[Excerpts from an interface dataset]
● ● ● ●

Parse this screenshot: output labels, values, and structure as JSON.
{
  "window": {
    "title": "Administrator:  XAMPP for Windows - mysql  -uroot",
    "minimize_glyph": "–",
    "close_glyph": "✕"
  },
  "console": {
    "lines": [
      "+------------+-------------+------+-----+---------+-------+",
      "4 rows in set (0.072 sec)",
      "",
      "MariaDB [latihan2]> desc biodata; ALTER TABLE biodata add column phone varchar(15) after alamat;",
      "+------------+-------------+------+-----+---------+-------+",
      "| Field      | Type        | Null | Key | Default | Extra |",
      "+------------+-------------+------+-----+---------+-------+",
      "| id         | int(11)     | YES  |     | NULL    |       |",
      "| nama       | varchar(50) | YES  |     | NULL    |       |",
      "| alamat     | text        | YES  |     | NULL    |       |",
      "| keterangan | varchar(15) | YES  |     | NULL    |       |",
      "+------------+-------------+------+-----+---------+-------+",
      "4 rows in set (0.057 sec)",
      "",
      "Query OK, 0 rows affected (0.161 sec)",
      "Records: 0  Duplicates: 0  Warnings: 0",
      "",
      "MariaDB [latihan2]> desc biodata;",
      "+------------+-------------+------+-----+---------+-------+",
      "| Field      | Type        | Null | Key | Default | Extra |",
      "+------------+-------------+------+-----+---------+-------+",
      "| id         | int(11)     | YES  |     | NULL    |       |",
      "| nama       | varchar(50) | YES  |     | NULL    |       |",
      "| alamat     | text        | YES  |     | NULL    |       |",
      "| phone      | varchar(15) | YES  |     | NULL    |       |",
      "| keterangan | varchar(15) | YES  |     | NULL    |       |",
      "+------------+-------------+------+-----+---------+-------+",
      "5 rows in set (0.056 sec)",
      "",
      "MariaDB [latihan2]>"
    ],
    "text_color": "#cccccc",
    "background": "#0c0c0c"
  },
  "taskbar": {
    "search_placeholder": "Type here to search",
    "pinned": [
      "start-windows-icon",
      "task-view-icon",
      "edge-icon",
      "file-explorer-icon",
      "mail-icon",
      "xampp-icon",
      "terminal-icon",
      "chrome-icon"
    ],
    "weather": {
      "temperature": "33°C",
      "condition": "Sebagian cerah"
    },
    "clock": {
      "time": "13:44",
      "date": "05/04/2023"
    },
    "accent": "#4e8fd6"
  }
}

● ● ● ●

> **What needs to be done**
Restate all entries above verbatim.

> **Answer to this problem**
Parse this screenshot: output labels, values, and structure as JSON.
{
  "window": {
    "title": "Administrator:  XAMPP for Windows - mysql  -uroot",
    "minimize_glyph": "–",
    "close_glyph": "✕"
  },
  "console": {
    "lines": [
      "+------------+-------------+------+-----+---------+-------+",
      "4 rows in set (0.072 sec)",
      "",
      "MariaDB [latihan2]> desc biodata; ALTER TABLE biodata add column phone varchar(15) after alamat;",
      "+------------+-------------+------+-----+---------+-------+",
      "| Field      | Type        | Null | Key | Default | Extra |",
      "+------------+-------------+------+-----+---------+-------+",
      "| id         | int(11)     | YES  |     | NULL    |       |",
      "| nama       | varchar(50) | YES  |     | NULL    |       |",
      "| alamat     | text        | YES  |     | NULL    |       |",
      "| keterangan | varchar(15) | YES  |     | NULL    |       |",
      "+------------+-------------+------+-----+---------+-------+",
      "4 rows in set (0.057 sec)",
      "",
      "Query OK, 0 rows affected (0.161 sec)",
      "Records: 0  Duplicates: 0  Warnings: 0",
      "",
      "MariaDB [latihan2]> desc biodata;",
      "+------------+-------------+------+-----+---------+-------+",
      "| Field      | Type        | Null | Key | Default | Extra |",
      "+------------+-------------+------+-----+---------+-------+",
      "| id         | int(11)     | YES  |     | NULL    |       |",
      "| nama       | varchar(50) | YES  |     | NULL    |       |",
      "| alamat     | text        | YES  |     | NULL    |       |",
      "| phone      | varchar(15) | YES  |     | NULL    |       |",
      "| keterangan | varchar(15) | YES  |     | NULL    |       |",
      "+------------+-------------+------+-----+---------+-------+",
      "5 rows in set (0.056 sec)",
      "",
      "MariaDB [latihan2]>"
    ],
    "text_color": "#cccccc",
    "background": "#0c0c0c"
  },
  "taskbar": {
    "search_placeholder": "Type here to search",
    "pinned": [
      "start-windows-icon",
      "task-view-icon",
      "edge-icon",
      "file-explorer-icon",
      "mail-icon",
      "xampp-icon",
      "terminal-icon",
      "chrome-icon"
    ],
    "weather": {
      "temperature": "33°C",
      "condition": "Sebagian cerah"
    },
    "clock": {
      "time": "13:44",
      "date": "05/04/2023"
    },
    "accent": "#4e8fd6"
  }
}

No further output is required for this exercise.